TO DO.
Each line of the listing that includes "image" should be reported.

SOURCE RECORDS Block Start

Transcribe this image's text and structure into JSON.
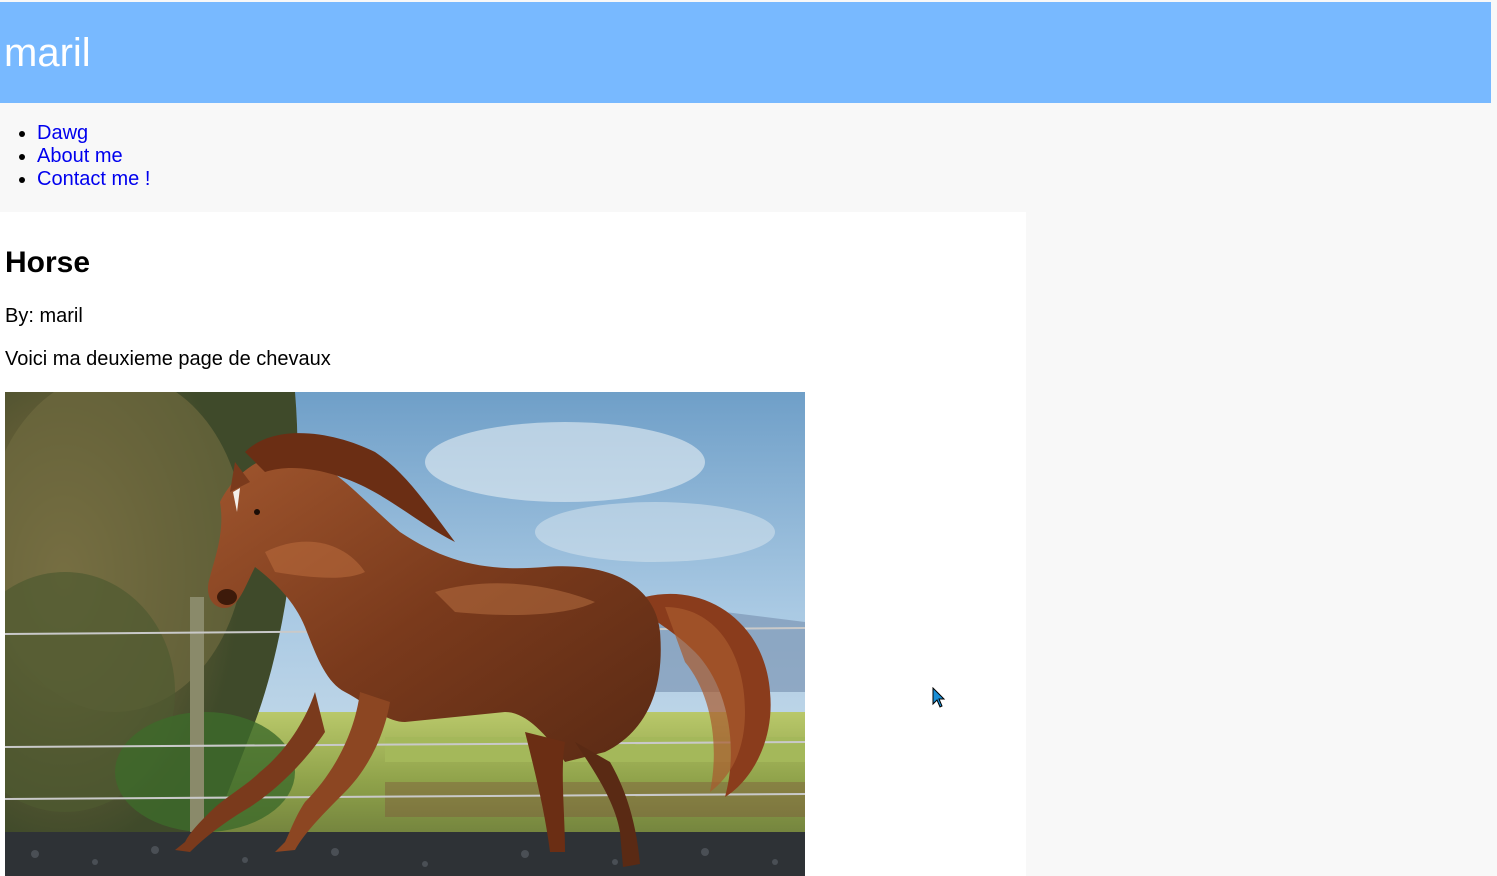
{
  "header": {
    "title": "maril"
  },
  "nav": {
    "items": [
      {
        "label": "Dawg"
      },
      {
        "label": "About me"
      },
      {
        "label": "Contact me !"
      }
    ]
  },
  "post": {
    "title": "Horse",
    "byline": "By: maril",
    "description": "Voici ma deuxieme page de chevaux",
    "image": {
      "alt": "photo of a chestnut horse galloping in a paddock"
    }
  },
  "colors": {
    "header_bg": "#78b9ff",
    "page_bg": "#f8f8f8",
    "link": "#0000ee"
  }
}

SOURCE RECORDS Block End

RESULT OF THIS TASK.
Transcribe this image's text and structure into JSON.
    "image": {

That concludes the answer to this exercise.